The report states that millennials are better equipped to make positive changes by virtue of their skills and education, which exceed those of any previous generation at the starting point of their careers. However, many millennials lack financial literacy. When respondents were asked what personal matters concerned them the most, 65 percent cited their current financial situation as their most concerning personal matter – over personal relationships and jobs.
Reasons and Preferred Methods for Saving
Millennials are generally found to be very conservative with saving. When it comes to saving for major purchases such as buying a home, millennials favor the following methods:
- Savings account (42 percent)
- IRA or 401(K) (13 percent)
- Roth IRA (6 percent)
"IRAs, Roth IRAs and 401(k)s are some of the best plans for helping millennials save for major purchases, such as buying a home or saving for retirement," said Stephen Williams, Senior Vice President of Wealth Planning, BMO Wealth Management (U.S.). "Contributions to these accounts grow tax-free or tax-deferred and savings can significantly accumulate over time.
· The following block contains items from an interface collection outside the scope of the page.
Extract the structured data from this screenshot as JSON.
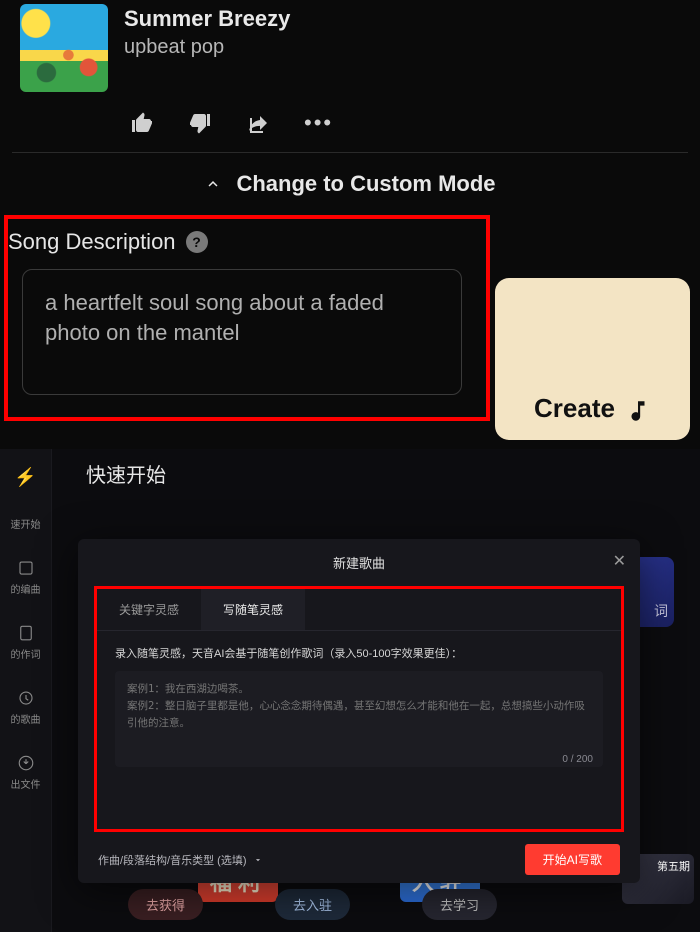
{
  "song": {
    "title": "Summer Breezy",
    "subtitle": "upbeat pop"
  },
  "mode_toggle": "Change to Custom Mode",
  "section": {
    "title": "Song Description",
    "help": "?",
    "placeholder": "a heartfelt soul song about a faded photo on the mantel"
  },
  "create_label": "Create",
  "bottom": {
    "quick_start": "快速开始",
    "rail": {
      "item0": "速开始",
      "item1": "的编曲",
      "item2": "的作词",
      "item3": "的歌曲",
      "item4": "出文件"
    },
    "bg_card": "词",
    "pills": {
      "p1": "去获得",
      "p2": "去入驻",
      "p3": "去学习"
    },
    "banners": {
      "fuli": "福利",
      "ruzhu": "入驻",
      "right": "第五期"
    }
  },
  "modal": {
    "title": "新建歌曲",
    "tabs": {
      "t1": "关键字灵感",
      "t2": "写随笔灵感"
    },
    "desc": "录入随笔灵感，天音AI会基于随笔创作歌词（录入50-100字效果更佳）：",
    "placeholder": "案例1：我在西湖边喝茶。\n案例2：整日脑子里都是他，心心念念期待偶遇，甚至幻想怎么才能和他在一起，总想搞些小动作吸引他的注意。",
    "char_count": "0 / 200",
    "foot_left": "作曲/段落结构/音乐类型 (选填)",
    "foot_btn": "开始AI写歌"
  }
}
I cannot stress enough to millennials the value of utilizing these accounts for retirement planning and also for other means."
Millennials do not view saving for retirement as an immediate priority. While 25 percent said they are worried about their ability to ever afford to retire, only 10 percent named saving for retirement their top priority. Thirty-seven percent indicated that retirement is simply too far off and that they have more immediate priorities. In addition, 22 percent of respondents said they would rather pay off their accumulated debts first before starting to save for retirement.
Concerns About the Present and Future
The survey also found that both millennial men (37 percent) and women (29 percent) are concerned about their lack of financial literacy. The lack of financial expertise may have an impact on millennials' future financial outcomes.
When asked to name their highest financial priority, respondents cited:
- Paying down accumulated debt (25%)
- Finding meaningful/better-paying work (17%)
- Purchasing or upgrading for a new home (15%)
"As millennials' incomes grow, financial planning and literacy will become even more important in order for them to achieve their financial goals," added Williams. "It is imperative for millennials to engage advisors as they start to map out their financial plans, in order to maximize their financial potential in a way that suits their current lifestyle and helps accomplish their aspirations."
BMO offers the following financial tips for millennials:
Identify goals and create a financial plan: Developing even a basic financial plan can help millennials prioritize goals and determine the actions that can be taken to achieve them. Working with a financial advisor to do this is key as millennials often need additional support and guidance to make the most of their financial resources and strategize goals.
Improve financial literacy: The right financial advisor can provide invaluable guidance to millennials in helping them quickly increase their financial knowledge in areas specific to their goals and concerns.
Insure yourself: Unforeseen events such as illness or a death can happen at any time, even for young and healthy individuals. Insurance can help millennials ensure their plans are not derailed by disability or death, and that they are prepared for out-of-pocket expenses.
To view a copy of the full report, which includes more financial planning tips and additional survey findings explored in detail, please click here.
Read the original press release from BMO.